Still plugging along! My vocabulary is building, but I still feel that the basics aren’t all in there yet. German is tough for one reason: Grammar. I’m really getting stuck on cases. If Duolingo concentrated a bit more on the necessary vocabulary, questions and statements first and saved this for later in the lessons, I think the world would be a happier place. Or, better yet, the grammar lessons they don’t include should be included. Explain to us why the cases are this way and what those words mean. What’s wrong with a reading bit, and then practice? Whatever, it’s meant to be an app that supplements your learning from good resources, not the center piece. But, I have to admit, I think it’s really really effective thus far (despite being stuck for weeks on the cases–nominative and accusative, I won’t even touch dative until I have the other two down).
But, I digress. This post isn’t about the cases. I’ve already gone over that when I started with them in an earlier post. I want to discuss the idea that the German language is harsh. When I began the journey, this is all I heard. I still hear only this from people. It’s all they know, a stereotype that others have used for tired old comedy skits. The language when spoken by a native isn’t harsh or loud or gutter sounding, not to my ear. I hear the flourishes of some french influence and even a bit of Latin from the corners of the Roman Empire. There is English in there, and an influence from the North and North East (of Europe, loves). It’s lovely and eclectic. That said, once in a while, something pops up in the vocabulary of the day app I have that makes me go…oh, hell no, I ain’t saying that. And then I go look for an alternative word, because I am going to sound so silly saying may I have a bon-bon, when I am asking for a bit of candy…jeez, Louise! And in that case, there is no other word. I hope they know what candy is, or some kind, handsome, wonderful, native will take pity upon this sweet, innocent, American girl and tell me how to ask for a sweet without sounding like a snobby old French lady laying about in her satin covered bed clutching poodles to her feather draped breast (the room is all white, with sparkling chandeliers and a button headboard. Garrish gold fixtures…oh, gag). Speaking of stereotypes…
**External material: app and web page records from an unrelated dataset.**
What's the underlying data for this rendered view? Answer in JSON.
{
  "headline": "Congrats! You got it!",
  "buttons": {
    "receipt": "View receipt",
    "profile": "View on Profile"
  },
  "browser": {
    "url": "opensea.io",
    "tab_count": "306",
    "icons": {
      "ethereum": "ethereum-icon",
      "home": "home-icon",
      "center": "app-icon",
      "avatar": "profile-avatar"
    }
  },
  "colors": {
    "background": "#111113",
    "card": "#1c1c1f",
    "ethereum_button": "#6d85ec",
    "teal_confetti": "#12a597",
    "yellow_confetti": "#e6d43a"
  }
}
Recently, I came across a word in duolingo, like my beloved (beliebe?) Hasen. By no means is the word innocuous. You can say it with force and sound like you’re really angry about the lack of this item, or that the power in the utterance of such word adds a sinister meaning, but more importantly you’ll sound like you’re announcing the arrival of a nuclear waste created creature from the shores of Japan. Rasierer.
But don’t fear. The dude just wants a shave. Most men, even Germans, aren’t out to slit your throat and they certainly won’t demand you hand them the weapon of their demise as you watch them prepare for the day. He may have noticed the scruff upon your chin is growing in less than manly and should be scratched off before you’re laughed at in public for sparse beardedness. Or, perhaps, the gentleman noticed your legs are getting a bit fuzzy ladies (I’ve been told another stereotype about Europeans that totally negates that possibility). There are lots of uses for the word that it’s pronunciation (Rah-tseer-ah) should not worry you.
As a Godzilla fan, it just fills me with delight and thus giggles and I can’t stop saying it. This is where the awkward comes in. Hase und Rasierer shouldn’t be uttered in the same sentence. Nein. For, if you do, surely you are expressing some sort of violence, Nephew Fred or Fatal Attraction style, that leaves us wondering at your sanity.